June 2022 Frontend Updates: Color Palettes and Typography, Animation, Accessibility Semantics with ARIA and the Internet Explorer Farewell
This month we talk about fonts and color palettes, automatic UI animations, a guide with the best practices for authoring ARIA by the W3C and some keys of the final farewell of IE.
This month we cover:
- Color Palettes and Typography
- UI Animations
- Accessibility Semantics with ARIA
- The Internet Explorer Farewell
Color Palettes and Typography
Multi-colored fonts are not common in web design, even though the COLR font format has full cross-browser support since 2018, at least for the initial set of features, often referred to as COLRv0. The next version, COLRv1, is part of the OpenType 1.9 standard, and unlike COLRv0, it can do linear, radial, and conic gradients.
It’s still early days for COLRv1, but it degrades gracefully: Non supported browsers will just see a solid fallback color, which can be set in CSS. The
font-palette CSS property allows you to override the default font palette, and some fonts come with various predefined ones you can choose through the
base-palette CSS property. Ollie Williams has written an interesting article about it in CSS Tricks if you want to delve a little deeper.
However, we cannot ignore the beauty of well crafted, custom animations like the ones they produce in 14islands. This month they published a great article about animating the direction and rotation of an element so it points to the cursor using trigonometry. It’s a good example of custom animations done right, using requestAnimationFrame and linear interpolation functions. Check out the article, it’s a good inspiration resource!
Accessibility Semantics with ARIA
It’s always a good time to stress the importance of accessibility. Everyone, including individuals with disabilities, should have the same right to access information. From the business point of view, disabled people comprise over one billion users and a $6.9 billion market globally, but 70% of websites are inaccessible according to Deque Systems.
You probably know WAI-ARIA, a technical specification published by the W3C to increase accessibility of web pages, particularly those with dynamic content and web applications. But did you know that the W3C itself publishes a comprehensive guide with patterns and best practices? We think it’s a must read if your team cares about accessibility, cause no ARIA is better than bad ARIA. Check it out, it’s time to review your ARIA roles and attributes!
The Internet Explorer Farewell
At this point you’ve probably read it already: Microsoft is retiring Internet Explorer. The 27 year old browser is sunsetting, and Microsoft will start rolling out a new prompt that redirects those still using IE to Microsoft Edge. Eventually, it will get permanently disabled as part of a future Windows update.
However, there are some footnotes to add to this farewell: The announcement “does not affect in-market Windows 10 LTSC”. Looks like Internet Explorer 11 versions installed in Windows 8.1, Windows 7 Extended Security Updates (ESU) and Windows 10 LTSC ,among others, will take a little bit more time to go away.

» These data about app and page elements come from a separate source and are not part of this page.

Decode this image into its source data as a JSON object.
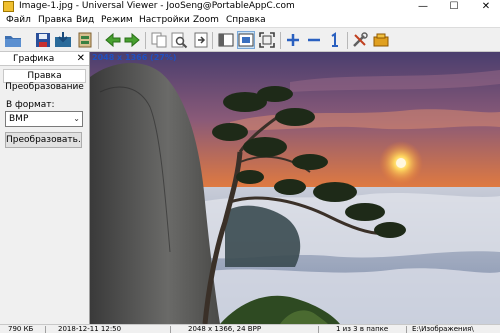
{
  "window": {
    "title": "Image-1.jpg - Universal Viewer - JooSeng@PortableAppC.com",
    "minimize_glyph": "—",
    "maximize_glyph": "☐",
    "close_glyph": "✕"
  },
  "menu": [
    "Файл",
    "Правка",
    "Вид",
    "Режим",
    "Настройки",
    "Zoom",
    "Справка"
  ],
  "toolbar": {
    "buttons": [
      "open-folder-icon",
      "save-icon",
      "save-as-icon",
      "print-icon",
      "back-arrow-icon",
      "forward-arrow-icon",
      "copy-icon",
      "find-icon",
      "export-icon",
      "fit-window-icon",
      "original-size-icon",
      "fullscreen-icon",
      "zoom-in-icon",
      "zoom-out-icon",
      "actual-size-icon",
      "tools-icon",
      "plugin-icon"
    ],
    "active": "original-size-icon"
  },
  "sidepanel": {
    "title": "Графика",
    "close_glyph": "✕",
    "tabs": [
      "Правка",
      "Преобразование"
    ],
    "selected_tab": "Правка",
    "format_label": "В формат:",
    "format_value": "BMP",
    "chevron_glyph": "⌄",
    "convert_button": "Преобразовать..."
  },
  "viewer": {
    "zoom_overlay": "2048 x 1366 (27%)"
  },
  "statusbar": {
    "file_size": "790 КБ",
    "date": "2018-12-11 12:50",
    "dimensions": "2048 x 1366, 24 BPP",
    "position": "1 из 3 в папке",
    "path": "E:\\Изображения\\"
  },
  "colors": {
    "accent_blue": "#2050c0",
    "zoom_text": "#2050c0",
    "sunset_orange": "#f08030",
    "sky_purple": "#5a4a7a"
  }
}
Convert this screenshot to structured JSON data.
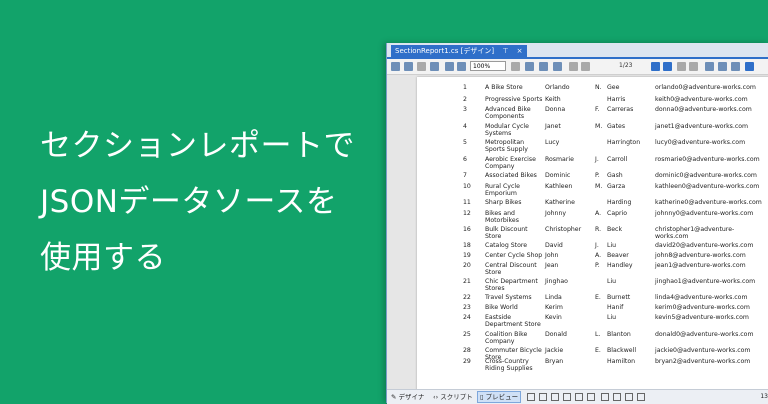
{
  "headline": {
    "line1": "セクションレポートで",
    "line2": "JSONデータソースを",
    "line3": "使用する"
  },
  "window": {
    "tab_title": "SectionReport1.cs [デザイン]",
    "tab_pin": "⊤",
    "tab_close": "×",
    "zoom": "100%",
    "page_counter": "1/23"
  },
  "report_rows": [
    {
      "num": "1",
      "store": "A Bike Store",
      "first": "Orlando",
      "mid": "N.",
      "last": "Gee",
      "mail": "orlando0@adventure-works.com"
    },
    {
      "num": "2",
      "store": "Progressive Sports",
      "first": "Keith",
      "mid": "",
      "last": "Harris",
      "mail": "keith0@adventure-works.com"
    },
    {
      "num": "3",
      "store": "Advanced Bike Components",
      "first": "Donna",
      "mid": "F.",
      "last": "Carreras",
      "mail": "donna0@adventure-works.com"
    },
    {
      "num": "4",
      "store": "Modular Cycle Systems",
      "first": "Janet",
      "mid": "M.",
      "last": "Gates",
      "mail": "janet1@adventure-works.com"
    },
    {
      "num": "5",
      "store": "Metropolitan Sports Supply",
      "first": "Lucy",
      "mid": "",
      "last": "Harrington",
      "mail": "lucy0@adventure-works.com"
    },
    {
      "num": "6",
      "store": "Aerobic Exercise Company",
      "first": "Rosmarie",
      "mid": "J.",
      "last": "Carroll",
      "mail": "rosmarie0@adventure-works.com"
    },
    {
      "num": "7",
      "store": "Associated Bikes",
      "first": "Dominic",
      "mid": "P.",
      "last": "Gash",
      "mail": "dominic0@adventure-works.com"
    },
    {
      "num": "10",
      "store": "Rural Cycle Emporium",
      "first": "Kathleen",
      "mid": "M.",
      "last": "Garza",
      "mail": "kathleen0@adventure-works.com"
    },
    {
      "num": "11",
      "store": "Sharp Bikes",
      "first": "Katherine",
      "mid": "",
      "last": "Harding",
      "mail": "katherine0@adventure-works.com"
    },
    {
      "num": "12",
      "store": "Bikes and Motorbikes",
      "first": "Johnny",
      "mid": "A.",
      "last": "Caprio",
      "mail": "johnny0@adventure-works.com"
    },
    {
      "num": "16",
      "store": "Bulk Discount Store",
      "first": "Christopher",
      "mid": "R.",
      "last": "Beck",
      "mail": "christopher1@adventure-works.com"
    },
    {
      "num": "18",
      "store": "Catalog Store",
      "first": "David",
      "mid": "J.",
      "last": "Liu",
      "mail": "david20@adventure-works.com"
    },
    {
      "num": "19",
      "store": "Center Cycle Shop",
      "first": "John",
      "mid": "A.",
      "last": "Beaver",
      "mail": "john8@adventure-works.com"
    },
    {
      "num": "20",
      "store": "Central Discount Store",
      "first": "Jean",
      "mid": "P.",
      "last": "Handley",
      "mail": "jean1@adventure-works.com"
    },
    {
      "num": "21",
      "store": "Chic Department Stores",
      "first": "Jinghao",
      "mid": "",
      "last": "Liu",
      "mail": "jinghao1@adventure-works.com"
    },
    {
      "num": "22",
      "store": "Travel Systems",
      "first": "Linda",
      "mid": "E.",
      "last": "Burnett",
      "mail": "linda4@adventure-works.com"
    },
    {
      "num": "23",
      "store": "Bike World",
      "first": "Kerim",
      "mid": "",
      "last": "Hanif",
      "mail": "kerim0@adventure-works.com"
    },
    {
      "num": "24",
      "store": "Eastside Department Store",
      "first": "Kevin",
      "mid": "",
      "last": "Liu",
      "mail": "kevin5@adventure-works.com"
    },
    {
      "num": "25",
      "store": "Coalition Bike Company",
      "first": "Donald",
      "mid": "L.",
      "last": "Blanton",
      "mail": "donald0@adventure-works.com"
    },
    {
      "num": "28",
      "store": "Commuter Bicycle Store",
      "first": "Jackie",
      "mid": "E.",
      "last": "Blackwell",
      "mail": "jackie0@adventure-works.com"
    },
    {
      "num": "29",
      "store": "Cross-Country Riding Supplies",
      "first": "Bryan",
      "mid": "",
      "last": "Hamilton",
      "mail": "bryan2@adventure-works.com"
    }
  ],
  "statusbar": {
    "designer": "デザイナ",
    "script": "スクリプト",
    "preview": "プレビュー",
    "page_num": "13"
  },
  "colors": {
    "background": "#12a36a",
    "accent": "#2f6fc9"
  }
}
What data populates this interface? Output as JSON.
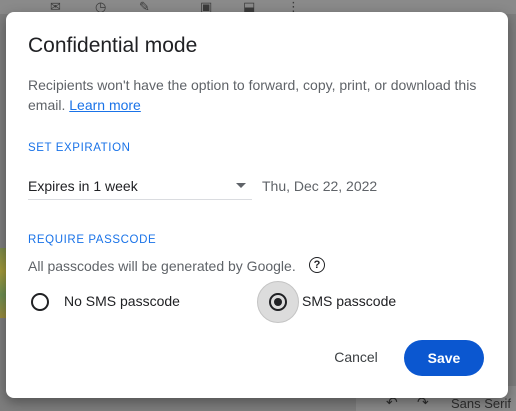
{
  "dialog": {
    "title": "Confidential mode",
    "description": "Recipients won't have the option to forward, copy, print, or download this email.",
    "learn_more": "Learn more",
    "expiration": {
      "heading": "SET EXPIRATION",
      "selected": "Expires in 1 week",
      "date": "Thu, Dec 22, 2022"
    },
    "passcode": {
      "heading": "REQUIRE PASSCODE",
      "note": "All passcodes will be generated by Google.",
      "help_icon": "?",
      "options": [
        {
          "label": "No SMS passcode",
          "selected": false
        },
        {
          "label": "SMS passcode",
          "selected": true
        }
      ]
    },
    "buttons": {
      "cancel": "Cancel",
      "save": "Save"
    }
  },
  "background": {
    "bottom_font_label": "Sans Serif",
    "icons": [
      "mail-icon",
      "clock-icon",
      "edit-check-icon",
      "save-icon",
      "label-icon",
      "more-vert-icon",
      "undo-icon",
      "redo-icon"
    ]
  },
  "colors": {
    "accent": "#1a73e8",
    "primary_button": "#0b57d0",
    "text": "#202124",
    "muted": "#5f6368"
  }
}
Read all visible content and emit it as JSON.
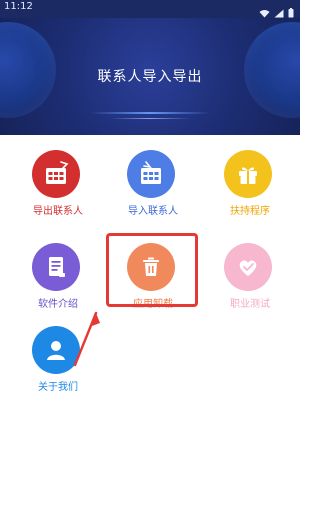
{
  "status_bar": {
    "time": "11:12"
  },
  "header": {
    "title": "联系人导入导出"
  },
  "grid": {
    "items": [
      {
        "label": "导出联系人",
        "label_color": "#d32f2f",
        "icon_bg": "#d32f2f",
        "icon": "grid-table-export-icon"
      },
      {
        "label": "导入联系人",
        "label_color": "#3b68d8",
        "icon_bg": "#4f7de6",
        "icon": "grid-table-import-icon"
      },
      {
        "label": "扶持程序",
        "label_color": "#f0a400",
        "icon_bg": "#f4c21d",
        "icon": "gift-icon"
      },
      {
        "label": "软件介绍",
        "label_color": "#6a4fc8",
        "icon_bg": "#7a5cd6",
        "icon": "document-icon"
      },
      {
        "label": "应用卸载",
        "label_color": "#ee7a45",
        "icon_bg": "#f08a5d",
        "icon": "trash-icon"
      },
      {
        "label": "职业测试",
        "label_color": "#f3a9c3",
        "icon_bg": "#f7b7cf",
        "icon": "heart-icon"
      },
      {
        "label": "关于我们",
        "label_color": "#1e88e5",
        "icon_bg": "#1e88e5",
        "icon": "person-icon"
      }
    ]
  },
  "annotation": {
    "highlight_color": "#e53935"
  }
}
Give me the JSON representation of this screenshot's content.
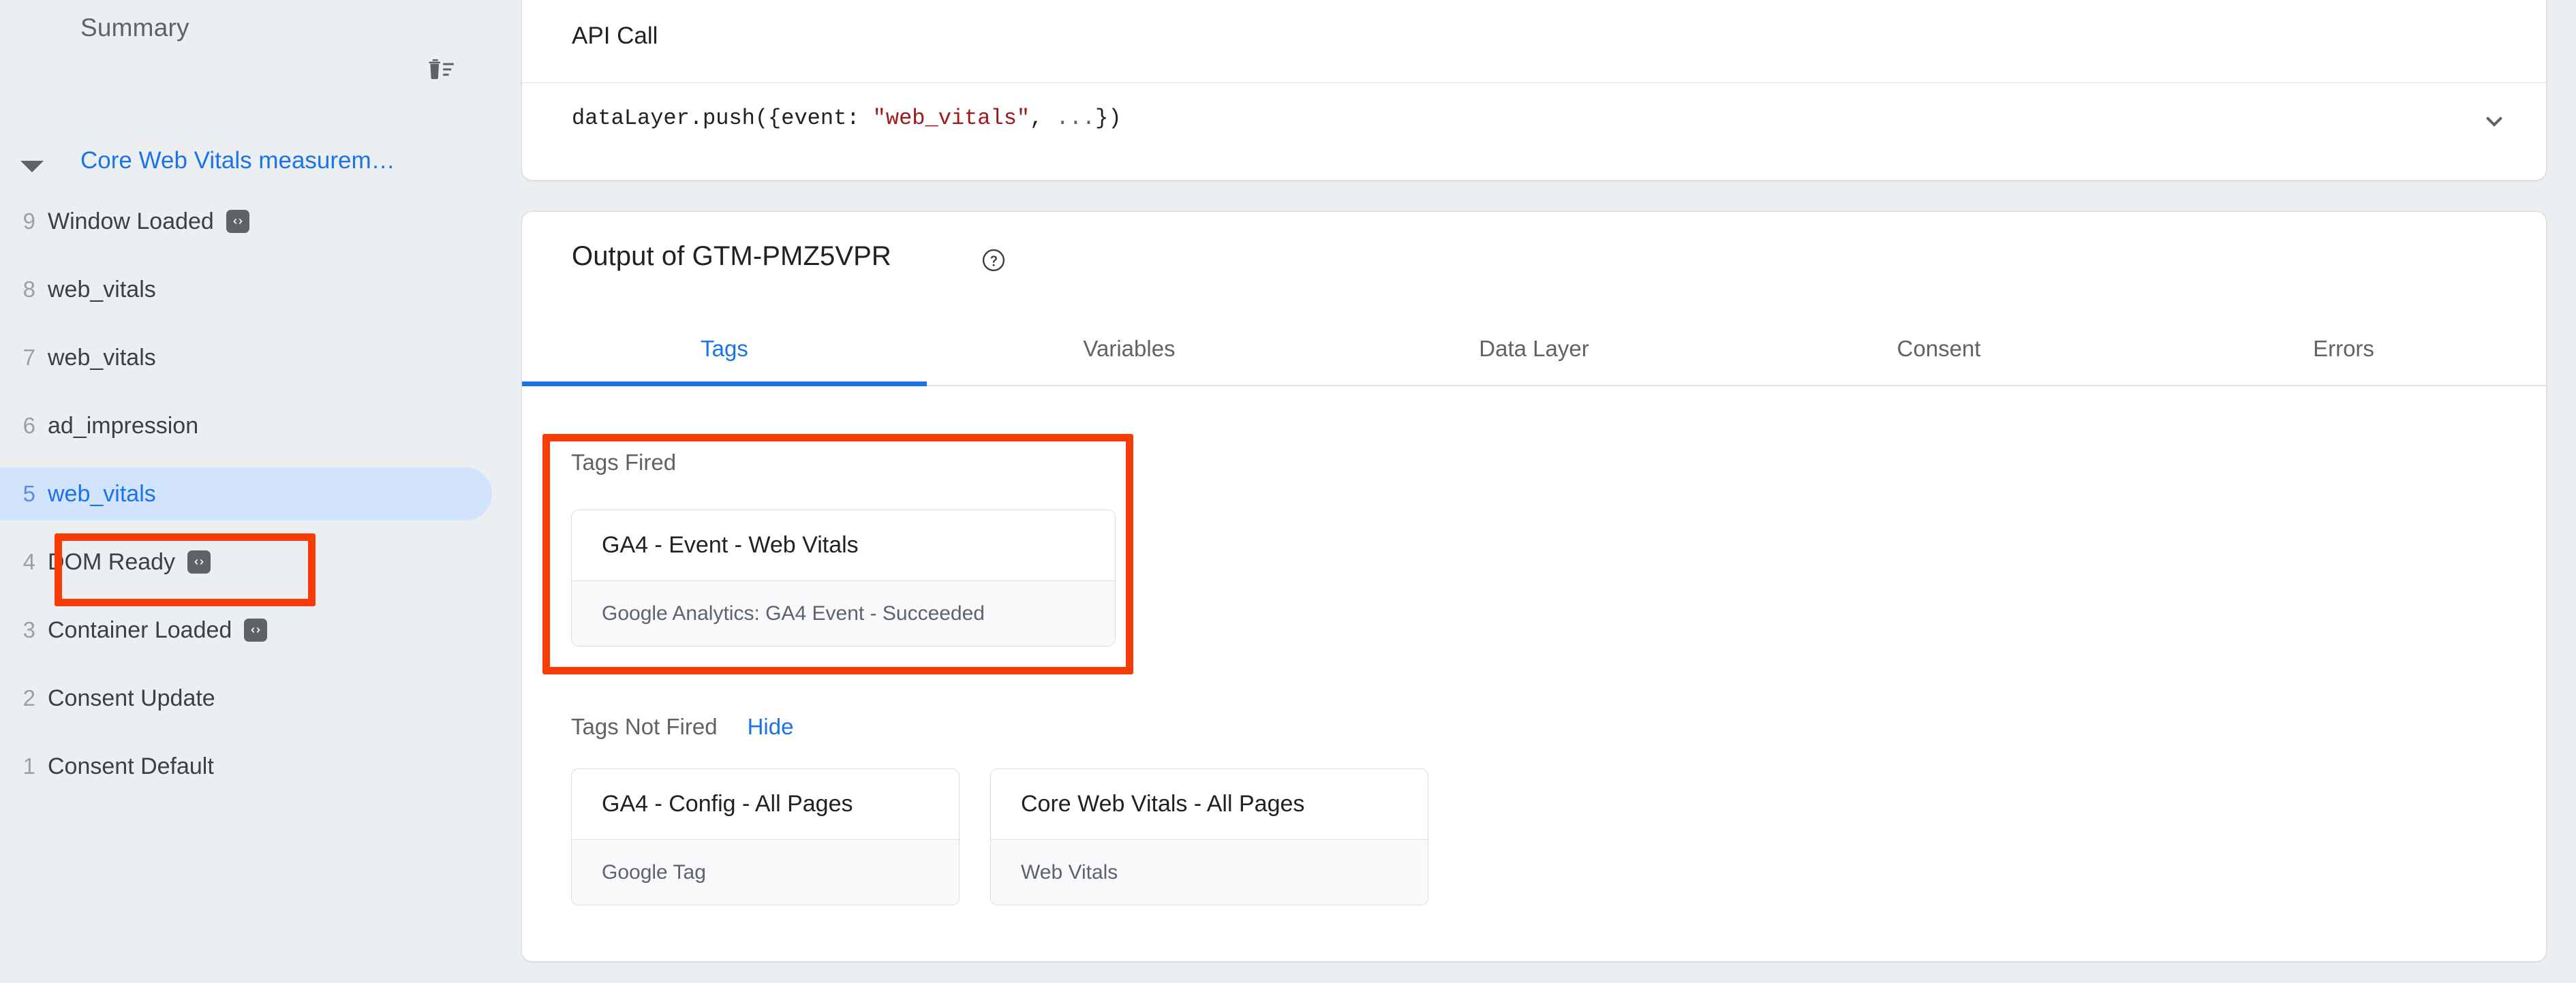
{
  "sidebar": {
    "summary_label": "Summary",
    "delete_icon": "trash-list-icon",
    "group": {
      "caret_icon": "caret-down-icon",
      "title": "Core Web Vitals measurem…"
    },
    "events": [
      {
        "num": "9",
        "label": "Window Loaded",
        "badge": "code-icon",
        "selected": false
      },
      {
        "num": "8",
        "label": "web_vitals",
        "badge": "",
        "selected": false
      },
      {
        "num": "7",
        "label": "web_vitals",
        "badge": "",
        "selected": false
      },
      {
        "num": "6",
        "label": "ad_impression",
        "badge": "",
        "selected": false
      },
      {
        "num": "5",
        "label": "web_vitals",
        "badge": "",
        "selected": true
      },
      {
        "num": "4",
        "label": "DOM Ready",
        "badge": "code-icon",
        "selected": false
      },
      {
        "num": "3",
        "label": "Container Loaded",
        "badge": "code-icon",
        "selected": false
      },
      {
        "num": "2",
        "label": "Consent Update",
        "badge": "",
        "selected": false
      },
      {
        "num": "1",
        "label": "Consent Default",
        "badge": "",
        "selected": false
      }
    ]
  },
  "api_call": {
    "title": "API Call",
    "code_prefix": "dataLayer.push({event: ",
    "code_string": "\"web_vitals\"",
    "code_mid": ", ",
    "code_dots": "...",
    "code_suffix": "})",
    "collapse_icon": "chevron-down-icon"
  },
  "output": {
    "title": "Output of GTM-PMZ5VPR",
    "help_icon": "help-circle-icon",
    "tabs": [
      {
        "label": "Tags",
        "active": true
      },
      {
        "label": "Variables",
        "active": false
      },
      {
        "label": "Data Layer",
        "active": false
      },
      {
        "label": "Consent",
        "active": false
      },
      {
        "label": "Errors",
        "active": false
      }
    ],
    "tags_fired": {
      "title": "Tags Fired",
      "items": [
        {
          "name": "GA4 - Event - Web Vitals",
          "status": "Google Analytics: GA4 Event - Succeeded"
        }
      ]
    },
    "tags_not_fired": {
      "title": "Tags Not Fired",
      "hide_label": "Hide",
      "items": [
        {
          "name": "GA4 - Config - All Pages",
          "status": "Google Tag"
        },
        {
          "name": "Core Web Vitals - All Pages",
          "status": "Web Vitals"
        }
      ]
    }
  },
  "annotations": {
    "color": "#f93b06",
    "boxes": [
      "selected-event-highlight",
      "tags-fired-highlight"
    ]
  },
  "colors": {
    "page_bg": "#eceff1",
    "card_bg": "#ffffff",
    "accent_blue": "#1a73e8",
    "selected_pill": "#d2e3fc",
    "text_primary": "#202124",
    "text_secondary": "#5f6368",
    "code_string": "#a01818"
  }
}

I’m not advocating supporting IE by no means, but you shouldn’t forget about progressive enhancement. And if you want to keep up to date with the latest features browser makers plan to support, I recommend following Intent To Ship, a bot that tweets when browser makers announce their intent to ship, change or remove features in their web engines.